_Exercise requirements:_ What you return must match the records exactly.

_Data for processing:_
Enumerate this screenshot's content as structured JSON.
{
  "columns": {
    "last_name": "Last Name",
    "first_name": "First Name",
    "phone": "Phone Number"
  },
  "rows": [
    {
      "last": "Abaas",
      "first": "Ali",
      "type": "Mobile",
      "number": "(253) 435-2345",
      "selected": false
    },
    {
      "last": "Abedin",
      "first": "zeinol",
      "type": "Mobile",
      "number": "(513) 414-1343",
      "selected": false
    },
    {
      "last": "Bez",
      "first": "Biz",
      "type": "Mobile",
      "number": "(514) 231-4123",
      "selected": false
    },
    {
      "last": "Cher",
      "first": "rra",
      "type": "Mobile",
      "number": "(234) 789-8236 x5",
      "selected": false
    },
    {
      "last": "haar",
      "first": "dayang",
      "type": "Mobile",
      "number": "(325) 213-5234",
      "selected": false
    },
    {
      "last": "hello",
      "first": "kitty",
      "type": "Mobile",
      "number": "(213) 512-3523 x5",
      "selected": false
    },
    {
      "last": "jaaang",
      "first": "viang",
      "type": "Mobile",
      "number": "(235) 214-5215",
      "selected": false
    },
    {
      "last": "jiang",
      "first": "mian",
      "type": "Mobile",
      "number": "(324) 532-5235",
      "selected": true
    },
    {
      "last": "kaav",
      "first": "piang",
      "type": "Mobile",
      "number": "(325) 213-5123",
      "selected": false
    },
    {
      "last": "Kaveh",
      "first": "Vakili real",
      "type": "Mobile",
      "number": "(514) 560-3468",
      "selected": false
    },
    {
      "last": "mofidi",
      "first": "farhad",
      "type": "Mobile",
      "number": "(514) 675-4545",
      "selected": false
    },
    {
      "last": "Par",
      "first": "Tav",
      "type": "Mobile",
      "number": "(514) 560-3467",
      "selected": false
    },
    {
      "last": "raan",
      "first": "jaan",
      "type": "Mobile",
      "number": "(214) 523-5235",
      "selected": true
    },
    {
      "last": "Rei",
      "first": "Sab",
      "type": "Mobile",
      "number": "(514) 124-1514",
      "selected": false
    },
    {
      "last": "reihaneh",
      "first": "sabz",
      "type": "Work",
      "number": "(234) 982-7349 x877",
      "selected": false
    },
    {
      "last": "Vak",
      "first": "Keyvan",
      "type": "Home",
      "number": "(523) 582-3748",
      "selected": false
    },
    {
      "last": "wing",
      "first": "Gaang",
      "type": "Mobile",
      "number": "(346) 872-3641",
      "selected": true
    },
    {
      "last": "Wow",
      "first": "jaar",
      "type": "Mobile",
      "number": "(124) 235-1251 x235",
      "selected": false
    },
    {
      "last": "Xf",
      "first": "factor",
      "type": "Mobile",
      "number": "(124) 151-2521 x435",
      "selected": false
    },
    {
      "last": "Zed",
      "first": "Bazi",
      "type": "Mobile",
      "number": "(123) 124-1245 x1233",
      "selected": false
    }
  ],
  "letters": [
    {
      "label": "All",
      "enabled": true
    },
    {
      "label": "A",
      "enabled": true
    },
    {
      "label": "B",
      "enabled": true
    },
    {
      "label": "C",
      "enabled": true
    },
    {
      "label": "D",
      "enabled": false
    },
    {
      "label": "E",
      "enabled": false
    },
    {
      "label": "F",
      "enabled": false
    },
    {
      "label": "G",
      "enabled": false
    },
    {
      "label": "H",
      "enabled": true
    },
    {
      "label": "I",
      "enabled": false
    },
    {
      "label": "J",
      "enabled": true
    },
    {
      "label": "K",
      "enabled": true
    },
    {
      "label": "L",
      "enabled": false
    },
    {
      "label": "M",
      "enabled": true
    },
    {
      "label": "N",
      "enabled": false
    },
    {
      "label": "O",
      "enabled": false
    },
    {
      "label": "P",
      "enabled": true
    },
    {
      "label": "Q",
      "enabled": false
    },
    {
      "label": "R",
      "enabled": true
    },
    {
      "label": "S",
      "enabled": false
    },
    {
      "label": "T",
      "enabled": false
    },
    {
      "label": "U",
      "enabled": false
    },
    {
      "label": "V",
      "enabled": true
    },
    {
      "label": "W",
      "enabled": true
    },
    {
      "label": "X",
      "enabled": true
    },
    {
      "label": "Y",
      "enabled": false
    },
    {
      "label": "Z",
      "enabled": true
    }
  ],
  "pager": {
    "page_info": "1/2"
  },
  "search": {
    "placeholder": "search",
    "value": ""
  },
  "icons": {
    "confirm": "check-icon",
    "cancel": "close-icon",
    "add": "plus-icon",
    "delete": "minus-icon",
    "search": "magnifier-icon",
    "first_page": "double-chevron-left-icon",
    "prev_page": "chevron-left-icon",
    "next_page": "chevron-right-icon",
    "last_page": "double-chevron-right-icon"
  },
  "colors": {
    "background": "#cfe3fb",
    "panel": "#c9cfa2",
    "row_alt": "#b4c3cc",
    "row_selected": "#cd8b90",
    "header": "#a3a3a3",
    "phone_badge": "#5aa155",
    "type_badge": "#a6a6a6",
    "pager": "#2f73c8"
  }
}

_Answer below:_
Enumerate this screenshot's content as structured JSON.
{
  "columns": {
    "last_name": "Last Name",
    "first_name": "First Name",
    "phone": "Phone Number"
  },
  "rows": [
    {
      "last": "Abaas",
      "first": "Ali",
      "type": "Mobile",
      "number": "(253) 435-2345",
      "selected": false
    },
    {
      "last": "Abedin",
      "first": "zeinol",
      "type": "Mobile",
      "number": "(513) 414-1343",
      "selected": false
    },
    {
      "last": "Bez",
      "first": "Biz",
      "type": "Mobile",
      "number": "(514) 231-4123",
      "selected": false
    },
    {
      "last": "Cher",
      "first": "rra",
      "type": "Mobile",
      "number": "(234) 789-8236 x5",
      "selected": false
    },
    {
      "last": "haar",
      "first": "dayang",
      "type": "Mobile",
      "number": "(325) 213-5234",
      "selected": false
    },
    {
      "last": "hello",
      "first": "kitty",
      "type": "Mobile",
      "number": "(213) 512-3523 x5",
      "selected": false
    },
    {
      "last": "jaaang",
      "first": "viang",
      "type": "Mobile",
      "number": "(235) 214-5215",
      "selected": false
    },
    {
      "last": "jiang",
      "first": "mian",
      "type": "Mobile",
      "number": "(324) 532-5235",
      "selected": true
    },
    {
      "last": "kaav",
      "first": "piang",
      "type": "Mobile",
      "number": "(325) 213-5123",
      "selected": false
    },
    {
      "last": "Kaveh",
      "first": "Vakili real",
      "type": "Mobile",
      "number": "(514) 560-3468",
      "selected": false
    },
    {
      "last": "mofidi",
      "first": "farhad",
      "type": "Mobile",
      "number": "(514) 675-4545",
      "selected": false
    },
    {
      "last": "Par",
      "first": "Tav",
      "type": "Mobile",
      "number": "(514) 560-3467",
      "selected": false
    },
    {
      "last": "raan",
      "first": "jaan",
      "type": "Mobile",
      "number": "(214) 523-5235",
      "selected": true
    },
    {
      "last": "Rei",
      "first": "Sab",
      "type": "Mobile",
      "number": "(514) 124-1514",
      "selected": false
    },
    {
      "last": "reihaneh",
      "first": "sabz",
      "type": "Work",
      "number": "(234) 982-7349 x877",
      "selected": false
    },
    {
      "last": "Vak",
      "first": "Keyvan",
      "type": "Home",
      "number": "(523) 582-3748",
      "selected": false
    },
    {
      "last": "wing",
      "first": "Gaang",
      "type": "Mobile",
      "number": "(346) 872-3641",
      "selected": true
    },
    {
      "last": "Wow",
      "first": "jaar",
      "type": "Mobile",
      "number": "(124) 235-1251 x235",
      "selected": false
    },
    {
      "last": "Xf",
      "first": "factor",
      "type": "Mobile",
      "number": "(124) 151-2521 x435",
      "selected": false
    },
    {
      "last": "Zed",
      "first": "Bazi",
      "type": "Mobile",
      "number": "(123) 124-1245 x1233",
      "selected": false
    }
  ],
  "letters": [
    {
      "label": "All",
      "enabled": true
    },
    {
      "label": "A",
      "enabled": true
    },
    {
      "label": "B",
      "enabled": true
    },
    {
      "label": "C",
      "enabled": true
    },
    {
      "label": "D",
      "enabled": false
    },
    {
      "label": "E",
      "enabled": false
    },
    {
      "label": "F",
      "enabled": false
    },
    {
      "label": "G",
      "enabled": false
    },
    {
      "label": "H",
      "enabled": true
    },
    {
      "label": "I",
      "enabled": false
    },
    {
      "label": "J",
      "enabled": true
    },
    {
      "label": "K",
      "enabled": true
    },
    {
      "label": "L",
      "enabled": false
    },
    {
      "label": "M",
      "enabled": true
    },
    {
      "label": "N",
      "enabled": false
    },
    {
      "label": "O",
      "enabled": false
    },
    {
      "label": "P",
      "enabled": true
    },
    {
      "label": "Q",
      "enabled": false
    },
    {
      "label": "R",
      "enabled": true
    },
    {
      "label": "S",
      "enabled": false
    },
    {
      "label": "T",
      "enabled": false
    },
    {
      "label": "U",
      "enabled": false
    },
    {
      "label": "V",
      "enabled": true
    },
    {
      "label": "W",
      "enabled": true
    },
    {
      "label": "X",
      "enabled": true
    },
    {
      "label": "Y",
      "enabled": false
    },
    {
      "label": "Z",
      "enabled": true
    }
  ],
  "pager": {
    "page_info": "1/2"
  },
  "search": {
    "placeholder": "search",
    "value": ""
  },
  "icons": {
    "confirm": "check-icon",
    "cancel": "close-icon",
    "add": "plus-icon",
    "delete": "minus-icon",
    "search": "magnifier-icon",
    "first_page": "double-chevron-left-icon",
    "prev_page": "chevron-left-icon",
    "next_page": "chevron-right-icon",
    "last_page": "double-chevron-right-icon"
  },
  "colors": {
    "background": "#cfe3fb",
    "panel": "#c9cfa2",
    "row_alt": "#b4c3cc",
    "row_selected": "#cd8b90",
    "header": "#a3a3a3",
    "phone_badge": "#5aa155",
    "type_badge": "#a6a6a6",
    "pager": "#2f73c8"
  }
}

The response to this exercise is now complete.